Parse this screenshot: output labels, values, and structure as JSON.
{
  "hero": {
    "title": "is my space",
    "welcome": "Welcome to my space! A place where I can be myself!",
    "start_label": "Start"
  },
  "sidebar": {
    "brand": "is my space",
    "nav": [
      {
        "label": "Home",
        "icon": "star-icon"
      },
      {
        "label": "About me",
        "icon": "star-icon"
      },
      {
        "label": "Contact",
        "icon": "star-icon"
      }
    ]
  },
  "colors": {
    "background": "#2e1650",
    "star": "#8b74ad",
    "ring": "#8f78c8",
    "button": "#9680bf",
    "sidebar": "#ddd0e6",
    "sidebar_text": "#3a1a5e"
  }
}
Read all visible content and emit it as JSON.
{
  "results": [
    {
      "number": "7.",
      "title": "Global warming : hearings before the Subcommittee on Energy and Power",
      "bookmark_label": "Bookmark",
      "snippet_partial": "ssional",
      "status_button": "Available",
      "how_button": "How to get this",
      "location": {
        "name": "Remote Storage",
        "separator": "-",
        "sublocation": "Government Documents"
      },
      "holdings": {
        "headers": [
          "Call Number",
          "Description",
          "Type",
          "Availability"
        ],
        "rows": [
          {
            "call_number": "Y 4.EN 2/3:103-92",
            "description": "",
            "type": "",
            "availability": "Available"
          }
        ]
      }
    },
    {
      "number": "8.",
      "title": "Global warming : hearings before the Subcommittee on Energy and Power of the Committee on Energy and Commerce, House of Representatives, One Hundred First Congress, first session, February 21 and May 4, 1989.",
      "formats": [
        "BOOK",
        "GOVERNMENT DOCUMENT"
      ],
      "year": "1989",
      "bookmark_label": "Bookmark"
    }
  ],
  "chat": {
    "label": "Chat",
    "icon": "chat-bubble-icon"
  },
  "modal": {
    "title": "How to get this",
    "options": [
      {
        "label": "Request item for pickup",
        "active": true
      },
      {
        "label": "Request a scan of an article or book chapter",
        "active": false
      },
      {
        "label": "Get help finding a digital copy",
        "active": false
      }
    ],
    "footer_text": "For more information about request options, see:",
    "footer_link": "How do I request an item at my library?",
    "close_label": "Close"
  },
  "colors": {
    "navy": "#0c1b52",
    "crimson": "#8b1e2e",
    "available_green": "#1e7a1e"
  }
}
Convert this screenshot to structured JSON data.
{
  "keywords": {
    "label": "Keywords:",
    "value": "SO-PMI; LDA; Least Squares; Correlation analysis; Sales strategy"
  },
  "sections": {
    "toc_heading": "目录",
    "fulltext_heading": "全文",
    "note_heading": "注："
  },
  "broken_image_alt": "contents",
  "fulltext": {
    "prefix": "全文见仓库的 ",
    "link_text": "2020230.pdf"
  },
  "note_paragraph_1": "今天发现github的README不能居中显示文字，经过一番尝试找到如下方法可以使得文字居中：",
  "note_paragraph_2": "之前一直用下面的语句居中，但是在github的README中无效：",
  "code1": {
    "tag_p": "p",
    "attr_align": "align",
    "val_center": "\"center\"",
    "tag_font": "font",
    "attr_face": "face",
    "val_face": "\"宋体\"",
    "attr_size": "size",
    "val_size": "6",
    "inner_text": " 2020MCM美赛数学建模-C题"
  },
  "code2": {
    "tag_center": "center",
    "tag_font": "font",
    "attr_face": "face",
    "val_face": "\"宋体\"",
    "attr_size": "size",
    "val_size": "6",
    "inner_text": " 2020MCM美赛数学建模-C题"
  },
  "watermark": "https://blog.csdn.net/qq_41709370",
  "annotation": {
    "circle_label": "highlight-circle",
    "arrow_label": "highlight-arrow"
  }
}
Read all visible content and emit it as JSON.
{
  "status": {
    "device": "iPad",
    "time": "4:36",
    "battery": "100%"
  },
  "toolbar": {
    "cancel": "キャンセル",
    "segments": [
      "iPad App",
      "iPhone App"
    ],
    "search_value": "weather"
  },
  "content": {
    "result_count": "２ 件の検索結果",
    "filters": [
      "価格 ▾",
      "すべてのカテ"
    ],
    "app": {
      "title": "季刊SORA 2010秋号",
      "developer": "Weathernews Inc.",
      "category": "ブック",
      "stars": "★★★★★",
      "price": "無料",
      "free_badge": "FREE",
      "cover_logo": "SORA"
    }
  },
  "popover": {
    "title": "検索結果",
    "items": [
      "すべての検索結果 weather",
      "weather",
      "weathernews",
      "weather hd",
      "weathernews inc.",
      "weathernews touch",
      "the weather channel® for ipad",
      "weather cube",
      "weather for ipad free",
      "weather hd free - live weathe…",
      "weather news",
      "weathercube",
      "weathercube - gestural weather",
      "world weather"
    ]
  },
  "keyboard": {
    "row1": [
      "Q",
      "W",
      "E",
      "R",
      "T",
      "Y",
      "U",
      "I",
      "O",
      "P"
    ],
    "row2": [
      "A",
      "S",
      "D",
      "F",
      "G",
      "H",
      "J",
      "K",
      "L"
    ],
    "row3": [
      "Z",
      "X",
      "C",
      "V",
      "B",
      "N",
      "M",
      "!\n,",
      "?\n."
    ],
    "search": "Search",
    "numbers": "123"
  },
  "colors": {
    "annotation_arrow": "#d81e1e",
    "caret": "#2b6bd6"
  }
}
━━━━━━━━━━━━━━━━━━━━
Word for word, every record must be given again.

## OUTPUT BELOW:
Parse this screenshot: output labels, values, and structure as JSON.
{
  "hero": {
    "title": "is my space",
    "welcome": "Welcome to my space! A place where I can be myself!",
    "start_label": "Start"
  },
  "sidebar": {
    "brand": "is my space",
    "nav": [
      {
        "label": "Home",
        "icon": "star-icon"
      },
      {
        "label": "About me",
        "icon": "star-icon"
      },
      {
        "label": "Contact",
        "icon": "star-icon"
      }
    ]
  },
  "colors": {
    "background": "#2e1650",
    "star": "#8b74ad",
    "ring": "#8f78c8",
    "button": "#9680bf",
    "sidebar": "#ddd0e6",
    "sidebar_text": "#3a1a5e"
  }
}
Read all visible content and emit it as JSON.
{
  "results": [
    {
      "number": "7.",
      "title": "Global warming : hearings before the Subcommittee on Energy and Power",
      "bookmark_label": "Bookmark",
      "snippet_partial": "ssional",
      "status_button": "Available",
      "how_button": "How to get this",
      "location": {
        "name": "Remote Storage",
        "separator": "-",
        "sublocation": "Government Documents"
      },
      "holdings": {
        "headers": [
          "Call Number",
          "Description",
          "Type",
          "Availability"
        ],
        "rows": [
          {
            "call_number": "Y 4.EN 2/3:103-92",
            "description": "",
            "type": "",
            "availability": "Available"
          }
        ]
      }
    },
    {
      "number": "8.",
      "title": "Global warming : hearings before the Subcommittee on Energy and Power of the Committee on Energy and Commerce, House of Representatives, One Hundred First Congress, first session, February 21 and May 4, 1989.",
      "formats": [
        "BOOK",
        "GOVERNMENT DOCUMENT"
      ],
      "year": "1989",
      "bookmark_label": "Bookmark"
    }
  ],
  "chat": {
    "label": "Chat",
    "icon": "chat-bubble-icon"
  },
  "modal": {
    "title": "How to get this",
    "options": [
      {
        "label": "Request item for pickup",
        "active": true
      },
      {
        "label": "Request a scan of an article or book chapter",
        "active": false
      },
      {
        "label": "Get help finding a digital copy",
        "active": false
      }
    ],
    "footer_text": "For more information about request options, see:",
    "footer_link": "How do I request an item at my library?",
    "close_label": "Close"
  },
  "colors": {
    "navy": "#0c1b52",
    "crimson": "#8b1e2e",
    "available_green": "#1e7a1e"
  }
}
Convert this screenshot to structured JSON data.
{
  "keywords": {
    "label": "Keywords:",
    "value": "SO-PMI; LDA; Least Squares; Correlation analysis; Sales strategy"
  },
  "sections": {
    "toc_heading": "目录",
    "fulltext_heading": "全文",
    "note_heading": "注："
  },
  "broken_image_alt": "contents",
  "fulltext": {
    "prefix": "全文见仓库的 ",
    "link_text": "2020230.pdf"
  },
  "note_paragraph_1": "今天发现github的README不能居中显示文字，经过一番尝试找到如下方法可以使得文字居中：",
  "note_paragraph_2": "之前一直用下面的语句居中，但是在github的README中无效：",
  "code1": {
    "tag_p": "p",
    "attr_align": "align",
    "val_center": "\"center\"",
    "tag_font": "font",
    "attr_face": "face",
    "val_face": "\"宋体\"",
    "attr_size": "size",
    "val_size": "6",
    "inner_text": " 2020MCM美赛数学建模-C题"
  },
  "code2": {
    "tag_center": "center",
    "tag_font": "font",
    "attr_face": "face",
    "val_face": "\"宋体\"",
    "attr_size": "size",
    "val_size": "6",
    "inner_text": " 2020MCM美赛数学建模-C题"
  },
  "watermark": "https://blog.csdn.net/qq_41709370",
  "annotation": {
    "circle_label": "highlight-circle",
    "arrow_label": "highlight-arrow"
  }
}
Read all visible content and emit it as JSON.
{
  "status": {
    "device": "iPad",
    "time": "4:36",
    "battery": "100%"
  },
  "toolbar": {
    "cancel": "キャンセル",
    "segments": [
      "iPad App",
      "iPhone App"
    ],
    "search_value": "weather"
  },
  "content": {
    "result_count": "２ 件の検索結果",
    "filters": [
      "価格 ▾",
      "すべてのカテ"
    ],
    "app": {
      "title": "季刊SORA 2010秋号",
      "developer": "Weathernews Inc.",
      "category": "ブック",
      "stars": "★★★★★",
      "price": "無料",
      "free_badge": "FREE",
      "cover_logo": "SORA"
    }
  },
  "popover": {
    "title": "検索結果",
    "items": [
      "すべての検索結果 weather",
      "weather",
      "weathernews",
      "weather hd",
      "weathernews inc.",
      "weathernews touch",
      "the weather channel® for ipad",
      "weather cube",
      "weather for ipad free",
      "weather hd free - live weathe…",
      "weather news",
      "weathercube",
      "weathercube - gestural weather",
      "world weather"
    ]
  },
  "keyboard": {
    "row1": [
      "Q",
      "W",
      "E",
      "R",
      "T",
      "Y",
      "U",
      "I",
      "O",
      "P"
    ],
    "row2": [
      "A",
      "S",
      "D",
      "F",
      "G",
      "H",
      "J",
      "K",
      "L"
    ],
    "row3": [
      "Z",
      "X",
      "C",
      "V",
      "B",
      "N",
      "M",
      "!\n,",
      "?\n."
    ],
    "search": "Search",
    "numbers": "123"
  },
  "colors": {
    "annotation_arrow": "#d81e1e",
    "caret": "#2b6bd6"
  }
}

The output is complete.